Among the entries, how many lines carry the string "content"? Give the number and nothing else.

══ Exercise material

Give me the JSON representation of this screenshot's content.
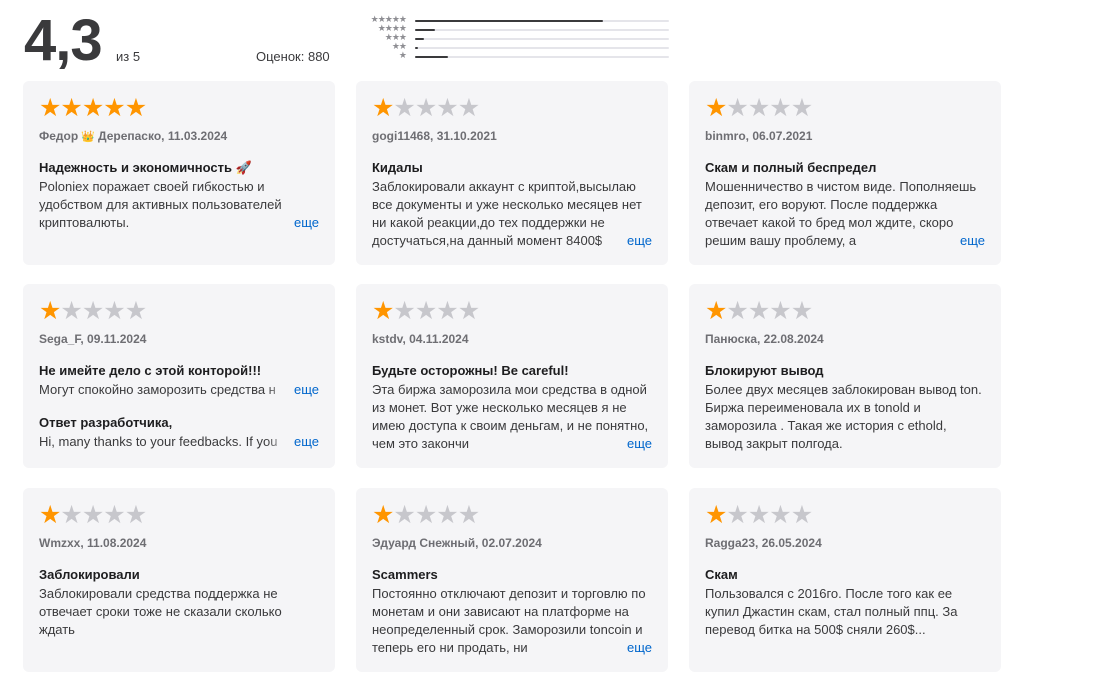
{
  "summary": {
    "rating": "4,3",
    "out_of": "из 5",
    "count_label": "Оценок: 880",
    "histogram": [
      {
        "stars": "★★★★★",
        "fraction": 0.74
      },
      {
        "stars": "★★★★",
        "fraction": 0.08
      },
      {
        "stars": "★★★",
        "fraction": 0.035
      },
      {
        "stars": "★★",
        "fraction": 0.01
      },
      {
        "stars": "★",
        "fraction": 0.13
      }
    ]
  },
  "more_label": "еще",
  "reviews": [
    {
      "rating": 5,
      "author": "Федор",
      "author_suffix": "Дерепаско, 11.03.2024",
      "title": "Надежность и экономичность 🚀",
      "body": "Poloniex поражает своей гибкостью и удобством для активных пользователей криптовалюты.",
      "has_more": true
    },
    {
      "rating": 1,
      "author": "gogi11468, 31.10.2021",
      "title": "Кидалы",
      "body": "Заблокировали аккаунт с криптой,высылаю все документы и уже несколько месяцев нет ни какой реакции,до тех поддержки не достучаться,на данный момент 8400$",
      "has_more": true
    },
    {
      "rating": 1,
      "author": "binmro, 06.07.2021",
      "title": "Скам и полный беспредел",
      "body": "Мошенничество в чистом виде. Пополняешь депозит, его воруют. После поддержка отвечает какой то бред мол ждите, скоро решим вашу проблему, а",
      "has_more": true
    },
    {
      "rating": 1,
      "author": "Sega_F, 09.11.2024",
      "title": "Не имейте дело с этой конторой!!!",
      "body": "Могут спокойно заморозить средства н",
      "has_more": true,
      "dev_title": "Ответ разработчика,",
      "dev_body": "Hi, many thanks to your feedbacks. If you"
    },
    {
      "rating": 1,
      "author": "kstdv, 04.11.2024",
      "title": "Будьте осторожны! Be careful!",
      "body": "Эта биржа заморозила мои средства в одной из монет. Вот уже несколько месяцев я не имею доступа к своим деньгам, и не понятно, чем это закончи",
      "has_more": true
    },
    {
      "rating": 1,
      "author": "Панюска, 22.08.2024",
      "title": "Блокируют вывод",
      "body": "Более двух месяцев заблокирован вывод ton. Биржа переименовала их в tonold и заморозила . Такая же история с ethold, вывод закрыт полгода.",
      "has_more": false
    },
    {
      "rating": 1,
      "author": "Wmzxx, 11.08.2024",
      "title": "Заблокировали",
      "body": "Заблокировали средства поддержка не отвечает сроки тоже не сказали сколько ждать",
      "has_more": false
    },
    {
      "rating": 1,
      "author": "Эдуард Снежный, 02.07.2024",
      "title": "Scammers",
      "body": "Постоянно отключают депозит и торговлю по монетам и они зависают на платформе на неопределенный срок. Заморозили toncoin и теперь его ни продать, ни",
      "has_more": true
    },
    {
      "rating": 1,
      "author": "Ragga23, 26.05.2024",
      "title": "Скам",
      "body": "Пользовался с 2016го. После того как ее купил Джастин скам, стал полный ппц. За перевод битка на 500$ сняли 260$...",
      "has_more": false
    }
  ]
}
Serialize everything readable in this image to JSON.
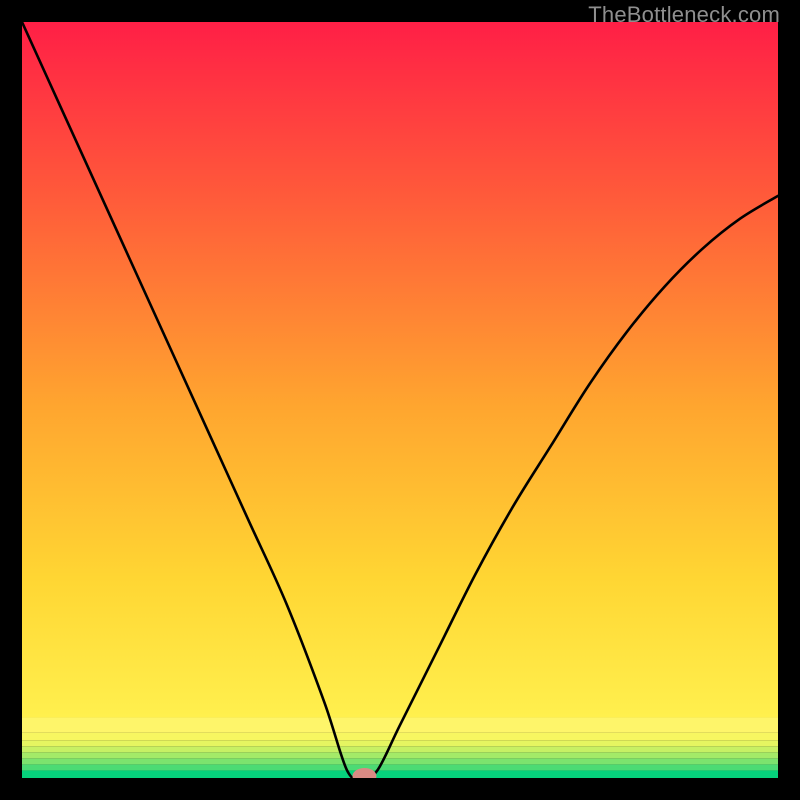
{
  "watermark": "TheBottleneck.com",
  "chart_data": {
    "type": "line",
    "title": "",
    "xlabel": "",
    "ylabel": "",
    "xlim": [
      0,
      100
    ],
    "ylim": [
      0,
      100
    ],
    "x": [
      0,
      5,
      10,
      15,
      20,
      25,
      30,
      35,
      40,
      43,
      45,
      47,
      50,
      55,
      60,
      65,
      70,
      75,
      80,
      85,
      90,
      95,
      100
    ],
    "y": [
      100,
      89,
      78,
      67,
      56,
      45,
      34,
      23,
      10,
      1,
      0,
      1,
      7,
      17,
      27,
      36,
      44,
      52,
      59,
      65,
      70,
      74,
      77
    ],
    "marker": {
      "x": 45.3,
      "y": 0.0
    },
    "gradient_bands": [
      {
        "y0": 0.0,
        "y1": 1.0,
        "color": "#06d17c"
      },
      {
        "y0": 1.0,
        "y1": 1.8,
        "color": "#4cdb74"
      },
      {
        "y0": 1.8,
        "y1": 2.6,
        "color": "#7ce36e"
      },
      {
        "y0": 2.6,
        "y1": 3.4,
        "color": "#a4ea68"
      },
      {
        "y0": 3.4,
        "y1": 4.2,
        "color": "#c7f064"
      },
      {
        "y0": 4.2,
        "y1": 5.0,
        "color": "#e5f561"
      },
      {
        "y0": 5.0,
        "y1": 6.0,
        "color": "#f7f661"
      },
      {
        "y0": 6.0,
        "y1": 8.0,
        "color": "#fef56a"
      },
      {
        "y0": 8.0,
        "y1": 100,
        "color": "gradient"
      }
    ]
  }
}
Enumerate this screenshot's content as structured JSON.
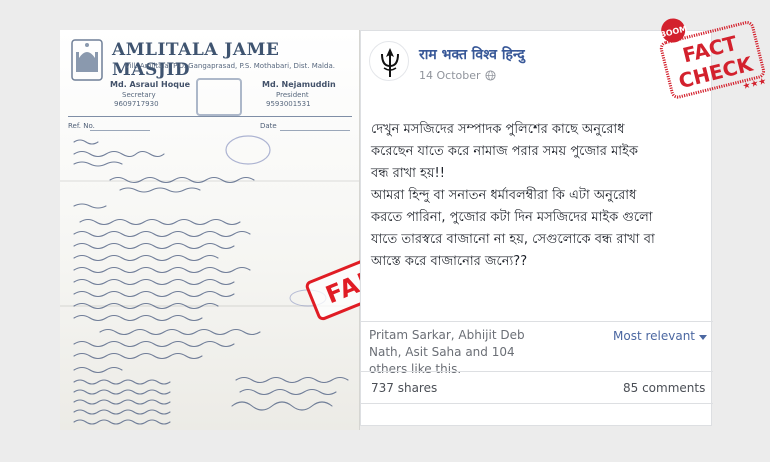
{
  "letter": {
    "letterhead_title": "AMLITALA JAME MASJID",
    "address": "Vill. Amlitala, P.O. Gangaprasad, P.S. Mothabari, Dist. Malda.",
    "secretary_name": "Md. Asraul Hoque",
    "secretary_role": "Secretary",
    "secretary_phone": "9609717930",
    "president_name": "Md. Nejamuddin",
    "president_role": "President",
    "president_phone": "9593001531",
    "ref_label": "Ref. No.",
    "date_label": "Date",
    "fake_label": "FAKE"
  },
  "post": {
    "page_name": "राम भक्त विश्व हिन्दु",
    "date": "14 October",
    "body": "দেখুন মসজিদের সম্পাদক পুলিশের কাছে অনুরোধ\nকরেছেন যাতে করে নামাজ পরার সময় পুজোর মাইক\nবন্ধ রাখা হয়!!\nআমরা হিন্দু বা সনাতন ধর্মাবলম্বীরা কি এটা অনুরোধ\nকরতে পারিনা, পুজোর কটা দিন মসজিদের মাইক গুলো\nযাতে তারস্বরে বাজানো না হয়, সেগুলোকে বন্ধ রাখা বা\nআস্তে করে বাজানোর জন্যে??",
    "likes_text": "Pritam Sarkar, Abhijit Deb Nath, Asit Saha and 104 others like this.",
    "sort_label": "Most relevant",
    "shares": "737 shares",
    "comments": "85 comments"
  },
  "badge": {
    "brand": "BOOM",
    "line1": "FACT",
    "line2": "CHECK"
  },
  "colors": {
    "fake_red": "#e01c24",
    "fb_link": "#385898",
    "stamp_red": "#d3212d"
  }
}
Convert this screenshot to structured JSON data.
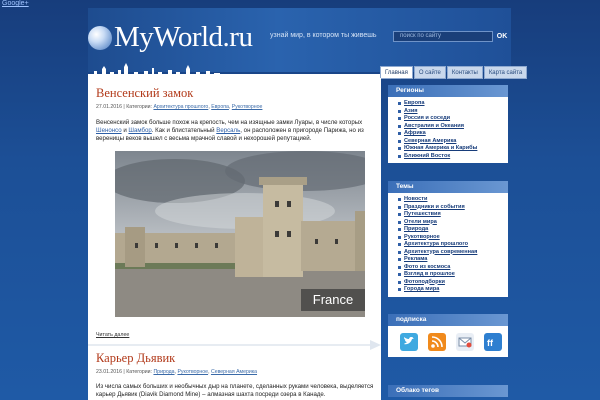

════

Task output:
2